What impressed you most there?
Klein: Visiting the famous rice terraces was extremely impressive. We learned how such fields are cultivated in the traditional way, and how they have existed for centuries. The local inhabitants, the Hani, showed us how humans and nature can interact symbiotically, and we participated in their daily rituals, For example by catching by hand the fish that they use to fertilise the rice fields. We learned that the Hani hardly use writing, pass on their traditions through song and dance and, as a mountain people, have no word for war in their language. We had the honour of being part of their community and experiencing how proud they are to carry on the Hani culture.
In 2021, the second Porsche Heritage Experience was held in Hawaii. What awaited you there, and what made you choose the aloha culture?
Klein: There is much more to the aloha culture than flowers in the hair and friendly people. The roots of Hawaiian culture go back more than 1,200 years. The cultural identity of the Hawaiians has been heavily influenced by the history of maritime exploration, religion and faith, and by wind and water. The islanders have given us invaluable insights into their culture and their way of handing down traditions via language, dance and symbols. Fishponds are a very special tradition of ancient Hawaiian aquaculture. The Hawaiian people traditionally pass on the task of maintaining and preserving their centuries-old aquaculture to the next generations. And as part of the Porsche Heritage Experience they allowed us to be a part in this.

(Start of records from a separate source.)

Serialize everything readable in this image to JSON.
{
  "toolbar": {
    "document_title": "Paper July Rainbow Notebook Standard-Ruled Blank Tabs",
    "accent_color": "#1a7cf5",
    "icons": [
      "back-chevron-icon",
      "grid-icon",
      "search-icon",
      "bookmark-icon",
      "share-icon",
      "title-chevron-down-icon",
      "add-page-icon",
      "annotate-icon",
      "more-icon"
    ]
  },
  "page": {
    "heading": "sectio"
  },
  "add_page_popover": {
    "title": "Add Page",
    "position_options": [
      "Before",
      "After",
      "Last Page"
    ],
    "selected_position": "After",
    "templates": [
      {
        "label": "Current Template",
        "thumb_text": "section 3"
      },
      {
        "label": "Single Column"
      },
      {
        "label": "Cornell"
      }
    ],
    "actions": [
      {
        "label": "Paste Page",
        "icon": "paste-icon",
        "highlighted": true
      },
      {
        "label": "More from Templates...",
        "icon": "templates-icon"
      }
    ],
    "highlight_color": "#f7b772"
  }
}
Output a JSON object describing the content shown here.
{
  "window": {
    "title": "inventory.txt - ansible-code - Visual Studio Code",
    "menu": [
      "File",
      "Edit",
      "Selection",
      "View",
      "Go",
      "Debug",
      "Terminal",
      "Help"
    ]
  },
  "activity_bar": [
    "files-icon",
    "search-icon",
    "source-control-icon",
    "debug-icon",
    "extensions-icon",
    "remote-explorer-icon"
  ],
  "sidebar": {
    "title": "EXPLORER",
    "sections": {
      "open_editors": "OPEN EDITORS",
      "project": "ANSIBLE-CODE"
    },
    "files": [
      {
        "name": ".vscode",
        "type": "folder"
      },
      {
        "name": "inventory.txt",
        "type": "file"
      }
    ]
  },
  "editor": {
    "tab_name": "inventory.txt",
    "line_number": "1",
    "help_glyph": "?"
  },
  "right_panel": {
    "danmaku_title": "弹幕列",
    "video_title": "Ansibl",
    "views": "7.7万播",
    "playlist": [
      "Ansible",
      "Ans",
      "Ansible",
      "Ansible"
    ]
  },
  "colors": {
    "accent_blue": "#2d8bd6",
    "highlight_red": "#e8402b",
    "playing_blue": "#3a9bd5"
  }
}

The latest Porsche Heritage Experience is being held in Germany. What made you decide to stay at home this time?
Klein: For us, it was a matter of honour, in this anniversary year that means so much to us, to stay in our own country and experience profound insights into heritage conservation and cultural preservation in Germany. This is why we aim to present our understanding of tradition in our own country in 2023.
And why did you choose the Rhineland-Palatinate region?
Klein: This selection was no coincidence, being based on the same parameters as always, namely the concentration of exceptional manifestations of culture, identity and tradition. In general, where there are a lot of rivers one finds a lot of culture. Rivers distribute culture, are transportation routes for goods, and inspire aesthetically inclined individuals. Rhineland-Palatinate even bears the name of Germany’s most important river, the Rhine, which is one of the main transportation routes in Europe. When you add the Moselle, the Saar and the Lahn, the state is traversed by four of Germany’s major waterways. This alone was sufficient reason for us to get to know the region, along with its customs and crafts.
What awaits the participants in this year’s Heritage Experience?
Klein: We’ll be visiting Weinessiggut Doktorenhof, Hambach Castle, and Speyer Cathedral, while staying in the Kloster Hornbach Hotel. And, in between these four destinations, we’ll be driving along stunning roads based mainly on the pilgrimage routes of the St. James’s Way. With the Palatinate experts on cultural conservation, we’ll discuss their methods and scientific approaches in a variety of workshops and compare them with the conservation work we carry out at Porsche. The goal here is always to broaden our own horizons in order to learn from the best in their field. The accompaniment of historical sports cars as we travel from one cultural site to another rounds off the cultural experience very nicely.